And for academics who might be interested in getting involved with our Network?
So even if a researcher from any of the academic institutions in the UK would be interested in connecting to the Network in general, contact with any of the theme leaders. If you’re interested in, you know, healthcare and wellbeing, please contact me and we can talk you through the options. And there are the possibilities in terms of collaborations and also what is the right thing for you? What is the right mechanism of support for you? But what I will also say is that there is a huge community of people who are willing to go beyond just the pure academic endeavor and, you know, either drive the creation of startups, you know, the licenses of their technology, the adaptation of science that was done in academia into innovative products and services, and that, you know, you can be one of them, and that we are very keen to connect to you, to hear about you, and see how the Network of the Catapults can support you.

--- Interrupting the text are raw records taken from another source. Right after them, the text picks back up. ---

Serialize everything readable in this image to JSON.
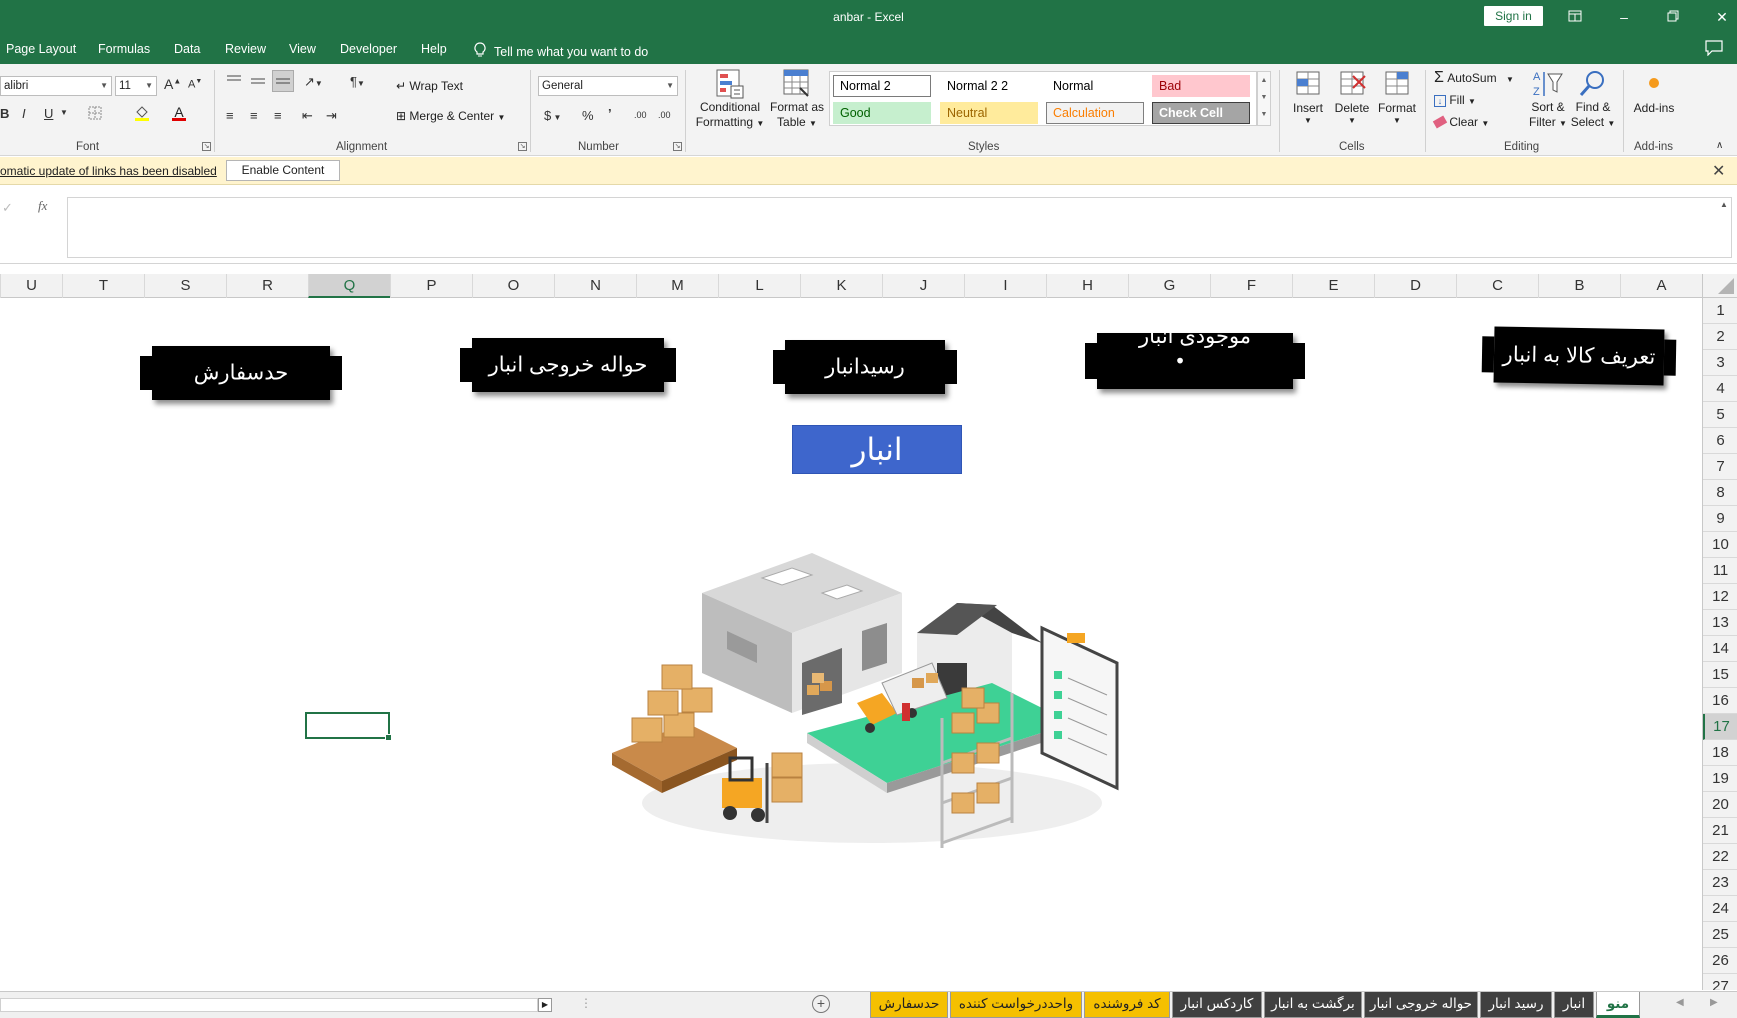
{
  "window": {
    "title": "anbar  -  Excel",
    "sign_in": "Sign in"
  },
  "tabs": [
    "Page Layout",
    "Formulas",
    "Data",
    "Review",
    "View",
    "Developer",
    "Help"
  ],
  "tell_me": "Tell me what you want to do",
  "ribbon": {
    "font": {
      "name": "alibri",
      "size": "11",
      "label": "Font",
      "grow": "A",
      "shrink": "A",
      "bold": "B",
      "italic": "I",
      "underline": "U",
      "font_color_letter": "A"
    },
    "alignment": {
      "label": "Alignment",
      "wrap_text": "Wrap Text",
      "merge_center": "Merge & Center"
    },
    "number": {
      "format": "General",
      "label": "Number",
      "currency": "$",
      "percent": "%",
      "comma": "’",
      "inc_decimal": ".00",
      "dec_decimal": ".00"
    },
    "styles": {
      "label": "Styles",
      "conditional_formatting": [
        "Conditional",
        "Formatting"
      ],
      "format_as_table": [
        "Format as",
        "Table"
      ],
      "cells": [
        {
          "label": "Normal 2",
          "bg": "#ffffff",
          "fg": "#000000",
          "border": "#7a7a7a"
        },
        {
          "label": "Normal 2 2",
          "bg": "transparent",
          "fg": "#000000",
          "border": "transparent"
        },
        {
          "label": "Normal",
          "bg": "transparent",
          "fg": "#000000",
          "border": "transparent"
        },
        {
          "label": "Bad",
          "bg": "#ffc7ce",
          "fg": "#9c0006",
          "border": "transparent"
        },
        {
          "label": "Good",
          "bg": "#c6efce",
          "fg": "#006100",
          "border": "transparent"
        },
        {
          "label": "Neutral",
          "bg": "#ffeb9c",
          "fg": "#9c6500",
          "border": "transparent"
        },
        {
          "label": "Calculation",
          "bg": "#f2f2f2",
          "fg": "#fa7d00",
          "border": "#7f7f7f"
        },
        {
          "label": "Check Cell",
          "bg": "#a5a5a5",
          "fg": "#ffffff",
          "border": "#3f3f3f"
        }
      ]
    },
    "cells": {
      "label": "Cells",
      "insert": "Insert",
      "delete": "Delete",
      "format": "Format"
    },
    "editing": {
      "label": "Editing",
      "autosum": "AutoSum",
      "fill": "Fill",
      "clear": "Clear",
      "sort_filter": [
        "Sort &",
        "Filter"
      ],
      "find_select": [
        "Find &",
        "Select"
      ]
    },
    "addins": {
      "label": "Add-ins",
      "button": "Add-ins"
    }
  },
  "message_bar": {
    "text": "omatic update of links has been disabled",
    "button": "Enable Content"
  },
  "formula_bar": {
    "fx": "fx",
    "value": ""
  },
  "columns": [
    "A",
    "B",
    "C",
    "D",
    "E",
    "F",
    "G",
    "H",
    "I",
    "J",
    "K",
    "L",
    "M",
    "N",
    "O",
    "P",
    "Q",
    "R",
    "S",
    "T",
    "U"
  ],
  "selected_column": "Q",
  "rows": [
    "1",
    "2",
    "3",
    "4",
    "5",
    "6",
    "7",
    "8",
    "9",
    "10",
    "11",
    "12",
    "13",
    "14",
    "15",
    "16",
    "17",
    "18",
    "19",
    "20",
    "21",
    "22",
    "23",
    "24",
    "25",
    "26",
    "27"
  ],
  "selected_row": "17",
  "sheet": {
    "buttons": {
      "define_goods": "تعریف کالا به انبار",
      "inventory": "موجودی انبار",
      "receipt": "رسیدانبار",
      "exit_remittance": "حواله خروجی انبار",
      "order_point": "حدسفارش"
    },
    "inventory_bullet": "•",
    "main_button": "انبار"
  },
  "sheet_tabs": [
    {
      "label": "منو",
      "style": "active"
    },
    {
      "label": "انبار",
      "style": "dark"
    },
    {
      "label": "رسید انبار",
      "style": "dark"
    },
    {
      "label": "حواله خروجی انبار",
      "style": "dark"
    },
    {
      "label": "برگشت به انبار",
      "style": "dark"
    },
    {
      "label": "کاردکس انبار",
      "style": "dark"
    },
    {
      "label": "کد فروشنده",
      "style": "yellow"
    },
    {
      "label": "واحددرخواست کننده",
      "style": "yellow"
    },
    {
      "label": "حدسفارش",
      "style": "yellow"
    }
  ],
  "colors": {
    "excel_green": "#217346",
    "message_bar": "#fff4ce",
    "anbar_button": "#3e66cc"
  }
}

Another thing which is very important is many of us are academics, so we don’t belong to the Catapults. And in that sense we can provide you with an advisory support as if that would be for ourselves as well, because we do understand the problems you have, we do understand also the challenges and the barriers that every academic experiences in the universities in the UK.
And finally just a general word on the first tranche of applications that you’ve seen so far.

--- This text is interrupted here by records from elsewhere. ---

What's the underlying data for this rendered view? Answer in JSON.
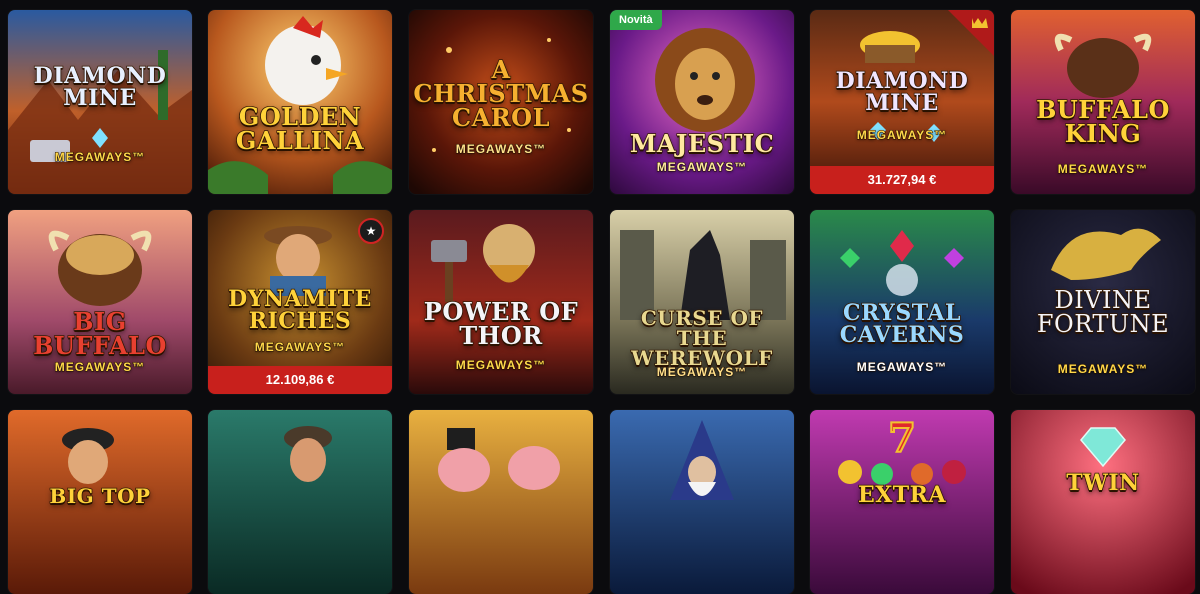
{
  "tiles": [
    {
      "title": "DIAMOND MINE",
      "subtitle": "MEGAWAYS™"
    },
    {
      "title": "GOLDEN GALLINA",
      "subtitle": ""
    },
    {
      "title": "A CHRISTMAS CAROL",
      "subtitle": "MEGAWAYS™"
    },
    {
      "title": "MAJESTIC",
      "subtitle": "MEGAWAYS™",
      "badge": "Novità"
    },
    {
      "title": "DIAMOND MINE",
      "subtitle": "MEGAWAYS™",
      "jackpot": "31.727,94 €"
    },
    {
      "title": "BUFFALO KING",
      "subtitle": "MEGAWAYS™"
    },
    {
      "title": "BIG BUFFALO",
      "subtitle": "MEGAWAYS™"
    },
    {
      "title": "DYNAMITE RICHES",
      "subtitle": "MEGAWAYS™",
      "jackpot": "12.109,86 €"
    },
    {
      "title": "POWER OF THOR",
      "subtitle": "MEGAWAYS™"
    },
    {
      "title": "CURSE OF THE WEREWOLF",
      "subtitle": "MEGAWAYS™"
    },
    {
      "title": "CRYSTAL CAVERNS",
      "subtitle": "MEGAWAYS™"
    },
    {
      "title": "DIVINE FORTUNE",
      "subtitle": "MEGAWAYS™"
    },
    {
      "title": "BIG TOP",
      "subtitle": ""
    },
    {
      "title": "",
      "subtitle": ""
    },
    {
      "title": "",
      "subtitle": ""
    },
    {
      "title": "",
      "subtitle": ""
    },
    {
      "title": "EXTRA",
      "subtitle": ""
    },
    {
      "title": "TWIN",
      "subtitle": ""
    }
  ],
  "colors": {
    "jackpot_bar": "#c8201c",
    "new_badge": "#2fa84a",
    "page_bg": "#0b0b0e"
  }
}
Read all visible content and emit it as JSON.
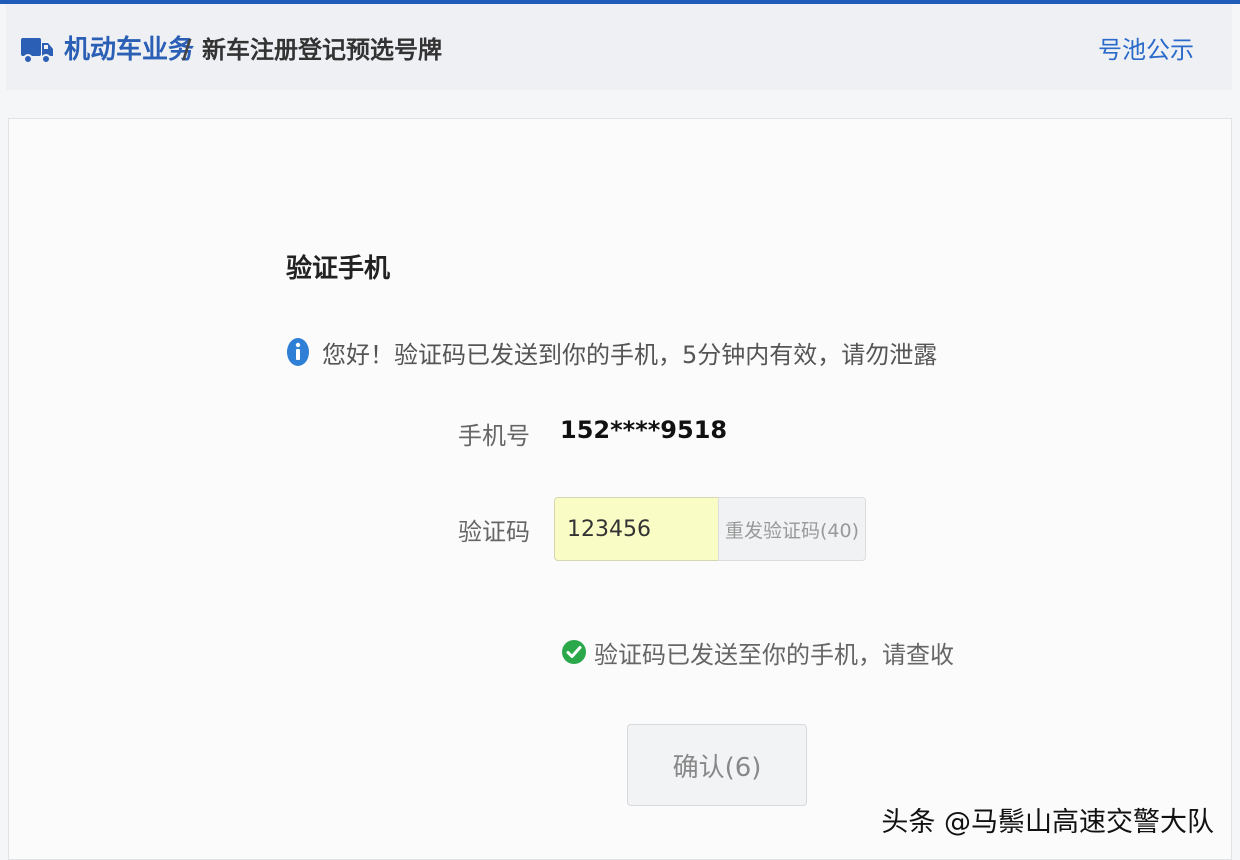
{
  "header": {
    "breadcrumb_main": "机动车业务",
    "breadcrumb_separator": "/",
    "breadcrumb_sub": "新车注册登记预选号牌",
    "link_label": "号池公示",
    "icon": "truck-icon",
    "accent_color": "#2a5fb5"
  },
  "main": {
    "title": "验证手机",
    "info_message": "您好！验证码已发送到你的手机，5分钟内有效，请勿泄露",
    "info_icon": "info-icon",
    "phone_label": "手机号",
    "phone_value": "152****9518",
    "code_label": "验证码",
    "code_value": "123456",
    "resend_label": "重发验证码(40)",
    "success_message": "验证码已发送至你的手机，请查收",
    "success_icon": "check-circle-icon",
    "confirm_label": "确认(6)"
  },
  "watermark": "头条 @马鬃山高速交警大队"
}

I think the first tranche of applications show that there is a huge amount of technology and know-how and expertise out there in academic institutions that A) hasn’t been tapped up on by industry. And B) that there is an important gap between what we have to offer and what industry is currently having access to. And that is something we need to bridge one way or another. It also shows that there are researchers that still need support to bring their technology further within academia before they can be at a stage where they will be attractive to industry and that you can save a lot of time and money and get a lot of help to build more focus in the research if you’re interested to do so by talking to us early on.

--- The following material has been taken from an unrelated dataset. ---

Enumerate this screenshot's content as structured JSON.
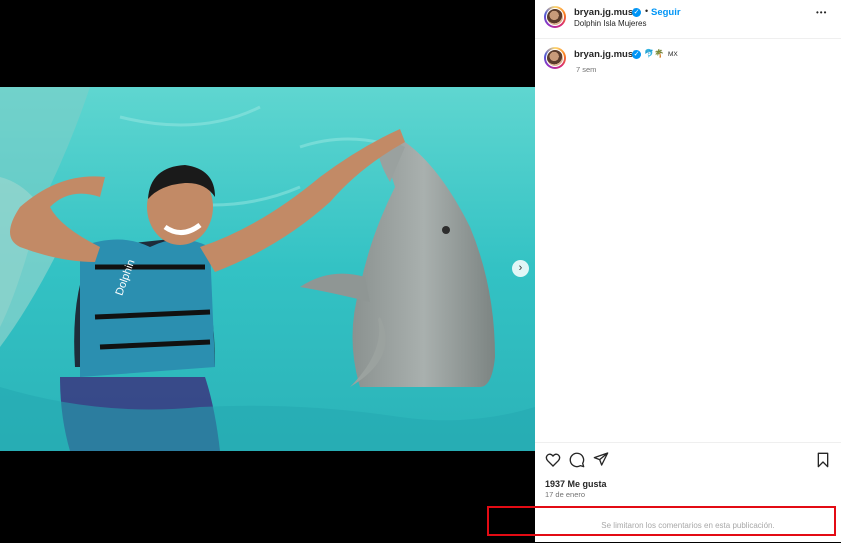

So don’t leave the the contacting academic institutions and the theme leaders are in there in the Network+ or don’t leave the talking to the Catapult to the last moment in your applications. Engage early on and I’m absolutely convinced also from a number of the proposals we saw that are particularly strong are when that connectivity between academia and the Catapults has happened well ahead of the submission, they’ve listed really great proposals that, you know, we’re really keen to support, to fund and to take them forward.
The second tranche of our Researchers in Residence scheme goes live on 20 April. If you have a research proposal that fits within the Healthcare and Wellbeing space, contact Alex – firstname.lastname@example.org. Don’t forget to sign up for our free launch event to find out more information.
Calling all researchers! Tranche 3 of the Researchers in Residence scheme will be open to Expressions of Interest on 5th October